Cambering involves large-scale stretching, tilting or rotation of more competent blocks over less competent strata such as clays, mudstones or shales. Cambered strata occur on valley crests and commonly the cambered blocks are tilted to the valley axis. The movement of the competent strata may result, at least in part, from weathering and changes in pore pressures in the underlying, less competent strata.
Gulls are deep discontinuities in competent strata that extend back from the valley crest, commonly parallel to the axis of the valley and associated with relaxation of the valley side. Gull widths can range from millimetres to tens of metres. They do not always extend up to the ground surface and may or may not be sediment filled. In some scenarios the dating of cements can provide information with respect to their minimum age (Self and Farrant, 2013).
Valley bulging comprises the development of non-tectonic anticlinal folds or discontinuities in the base of valleys. The processes leading to valley bulging can be complex, incorporating rebound due to erosion and periglacial freezing of the ground accompanied by the development of excess pore pressures and compressional forces imposed by inward relaxation of valley sides, e.g. the example at Rowlee Bridge.
Why are we interested in cambering and valley bulging?
These features are of interest to our researchers because they help us to better understand the processes associated with permafrost, Quaternary conditions and rates of landscape evolution. Improved understanding also informs planning for ground engineering projects.
The size and scale of these features can impact significantly on engineering. For example, evaluation of clay disturbance as a consequence of valley bulging was critical to the construction of the Empingham dam at Rutland Water and the upper dams of the Derwent Valley. We have also been investigating the use of geophysical techniques such as electrical resistivity topography and ground-probing radar to determine the location of and characterise buried gull features.
Other processes causing shallow geohazards
Glacial depositional environments may comprise very variable sequences of lithology. There is a range of other glacial and periglacial processes that have the potential to affect the engineering of the near-surface, including:
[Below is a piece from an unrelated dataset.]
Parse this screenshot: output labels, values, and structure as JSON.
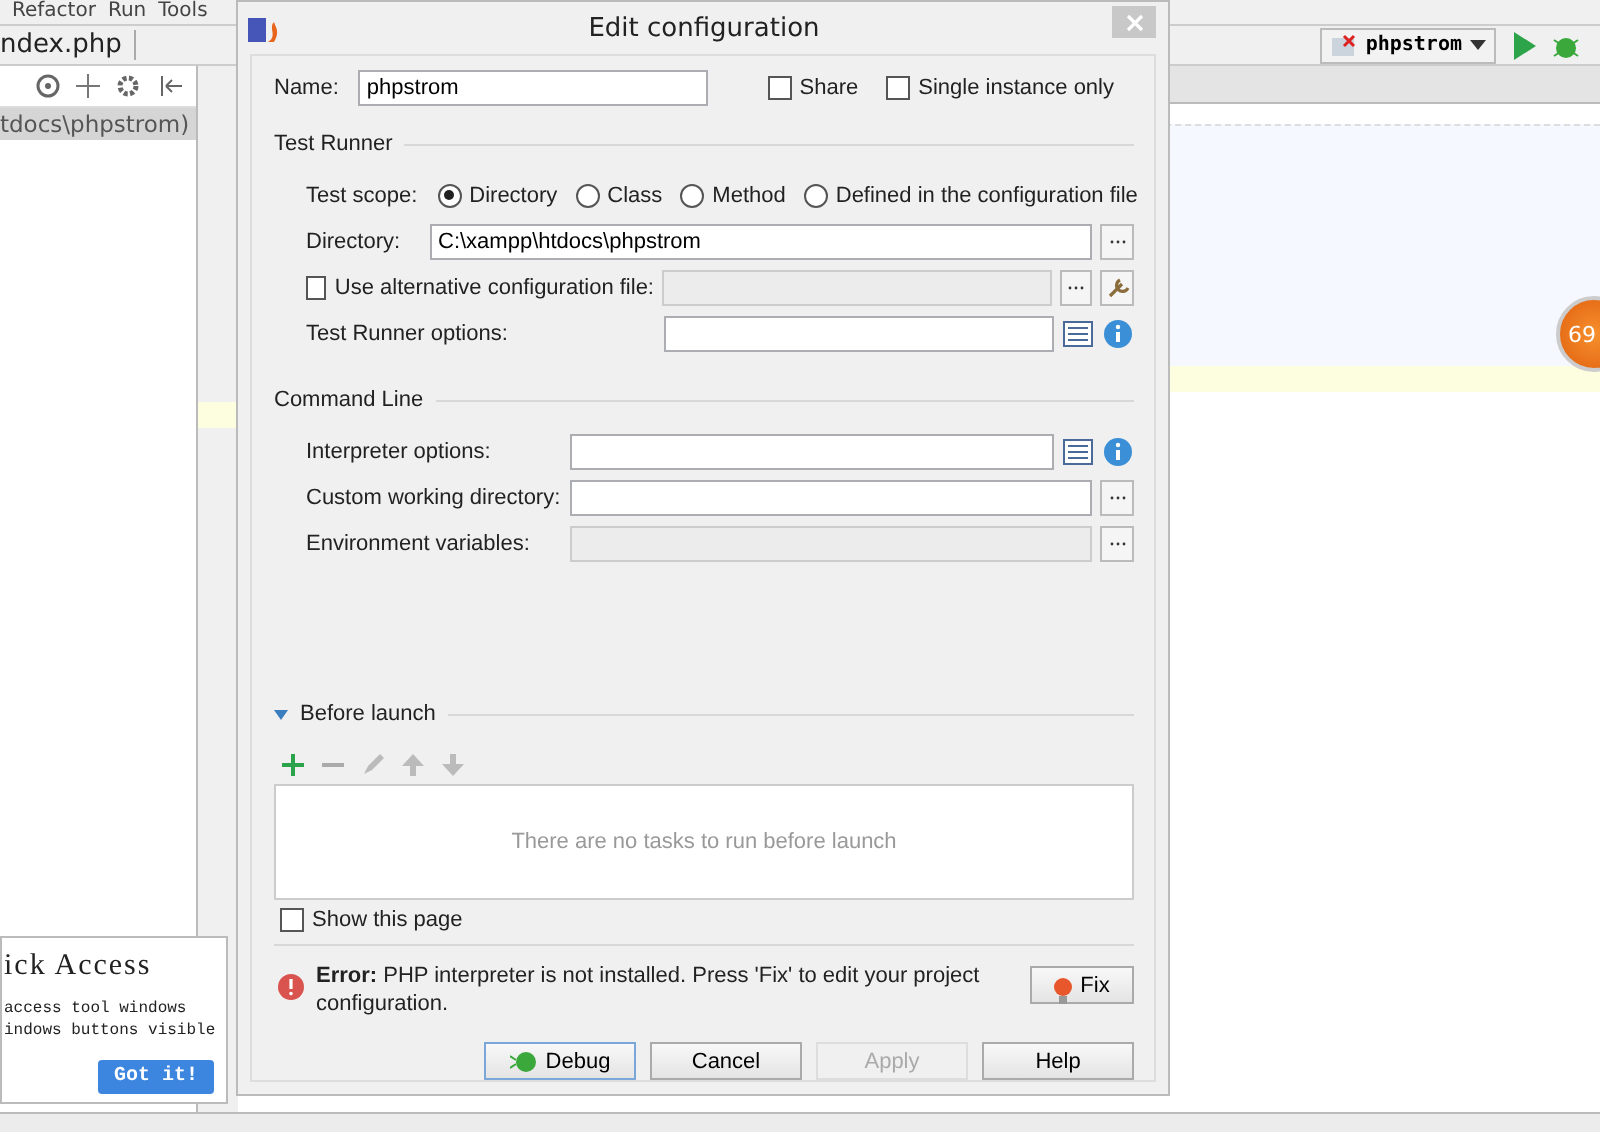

- relict cryogenic mounds, for example disturbance by relict pingos, which can be a cause of unforeseen ground conditions
- relict ice wedges
- other hill-slope processes, such as:
- frost creep: downslope soil displacement that occurs during freeze–thaw cycles
- soilfluction: downhill movement of water-saturated soil
- gelifluction: a similar process to solifluction that occurs in permafrost conditions
- nivation: processes that occur under snow cover
- thermokarst processes: process that occur during thawing of permafrost or large-scale ice sheets
You may also be interested in
Measuring, recording and analysing near-surface geological hazards including landslides, sinkholes and discontinuities.
1. Hutchinson (1991)
Hutchinson, J.N. 1991. Theme lecture: Periglacial and slope processes. Geological Society, London, Engineering Geology Special Publications, 7, 283-331, 1991, https://doi.org/10.1144/GSL.ENG.1991.007.01.27
2. Self and Farrant, 2013
Self, C. and Farrant, A. R. 2013 Gulls, gull-caves and cambering in the southern Cotswold Hills, England. In: 16th International Congress of Speleology, Brno, Czech Republic, 21-28 July 2013. Prague, Czech Republic, Czech Speleological Society.